"Never!" she declared; it was merely because she could not breathe the same air with that creature. At six o'clock Kirby knocked the ashes from his pipe, the other two men, who had buried themselves in the last Cornhill and Punch with entire disregard of the rest of the room, put down the magazines, and all of them rose. "We dine at seven," Mrs. Kirby said to Taylor and Cairness as she passed through the door, followed by her husband.

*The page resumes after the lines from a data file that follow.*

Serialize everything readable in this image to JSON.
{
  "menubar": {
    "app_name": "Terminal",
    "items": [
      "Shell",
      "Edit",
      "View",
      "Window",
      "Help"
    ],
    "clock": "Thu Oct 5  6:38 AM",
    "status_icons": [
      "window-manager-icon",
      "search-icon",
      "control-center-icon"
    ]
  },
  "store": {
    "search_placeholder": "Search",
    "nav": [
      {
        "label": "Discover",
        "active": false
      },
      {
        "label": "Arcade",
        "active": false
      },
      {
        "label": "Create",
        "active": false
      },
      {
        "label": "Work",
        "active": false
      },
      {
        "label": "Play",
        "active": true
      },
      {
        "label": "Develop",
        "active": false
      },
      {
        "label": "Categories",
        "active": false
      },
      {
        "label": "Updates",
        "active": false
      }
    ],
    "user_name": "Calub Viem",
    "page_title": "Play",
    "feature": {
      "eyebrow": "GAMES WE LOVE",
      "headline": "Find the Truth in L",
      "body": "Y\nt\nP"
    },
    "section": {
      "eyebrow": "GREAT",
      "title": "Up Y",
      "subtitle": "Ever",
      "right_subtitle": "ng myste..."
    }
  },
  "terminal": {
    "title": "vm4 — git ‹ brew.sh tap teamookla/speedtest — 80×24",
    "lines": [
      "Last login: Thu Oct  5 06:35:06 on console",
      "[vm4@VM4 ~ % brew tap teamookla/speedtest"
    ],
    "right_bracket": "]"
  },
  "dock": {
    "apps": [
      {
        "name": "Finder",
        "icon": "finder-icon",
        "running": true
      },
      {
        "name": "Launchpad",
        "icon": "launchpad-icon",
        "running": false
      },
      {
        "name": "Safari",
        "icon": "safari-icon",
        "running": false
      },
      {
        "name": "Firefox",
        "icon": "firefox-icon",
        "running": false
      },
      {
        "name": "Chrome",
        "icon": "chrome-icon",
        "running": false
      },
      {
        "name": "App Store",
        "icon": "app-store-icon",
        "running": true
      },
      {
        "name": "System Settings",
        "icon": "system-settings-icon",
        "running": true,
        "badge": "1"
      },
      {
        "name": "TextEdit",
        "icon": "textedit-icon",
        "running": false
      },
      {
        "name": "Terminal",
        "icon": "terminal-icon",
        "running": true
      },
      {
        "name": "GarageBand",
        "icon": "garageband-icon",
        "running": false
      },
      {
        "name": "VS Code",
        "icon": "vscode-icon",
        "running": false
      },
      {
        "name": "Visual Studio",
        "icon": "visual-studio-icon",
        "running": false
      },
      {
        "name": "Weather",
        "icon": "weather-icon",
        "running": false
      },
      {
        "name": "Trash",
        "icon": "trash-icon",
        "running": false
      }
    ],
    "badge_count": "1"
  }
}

"Just what he's dishin' up to you now," she told him. "I knew," Cairness said, turning to Landor after a very short silence, "that you and Mrs. Landor were somewhere along here. So I left my horse at a rancheria across the hill there," he nodded over his shoulder in the direction of the looming pile just behind, "and walked to where I saw the fire. I saw you for some time before I was near, but I ought to have called out. I really didn't think about startling you." She watched the figure of a man coming down the line. Because of the dazzling, low light behind him, the outline was blurred in a shimmer. At first she thought without any interest in it, one way or another, that he was a soldier, then she could see that he was in citizen's clothes and wore a sombrero and top boots. Even with that, until he was almost in front of the house, she did not realize that it was Cairness, though she knew well enough that he was in the post, and had been one of Landor's most valuable witnesses. He had remained to hear the findings, but she had kept close to the house and had not seen him before. He was a government scout, a cow-boy, a prospector, reputed a squaw-man, anything vagrant and unsettled, and so the most he might do was to turn his head as he passed by, and looking up at the windows, bow gravely to the woman standing dark against the firelight within.
It occurred to Cairness that it was ungenerous of Landor to revenge himself by a shot from the safe intrenchment of his rank. "Mrs. Landor has had time to tell me nothing," he said, and turned on his spurred heel and went off in the direction of the post. But it was not a situation, after all, into which one could infuse much dignity. He was retreating, anyway it might be looked at, and there is bound to be more or less ignominy in the most creditable retreat. He did not answer, and she knew that he was annoyed. She had come to see that he was always annoyed by such references, and she made them more frequent for that very reason, half in perversity, half in a fixed determination not to be ashamed of her origin, for she felt, without quite realizing it, that to come to have shame and contempt for herself would be to lose every hold upon life.
"She is ill, you see?"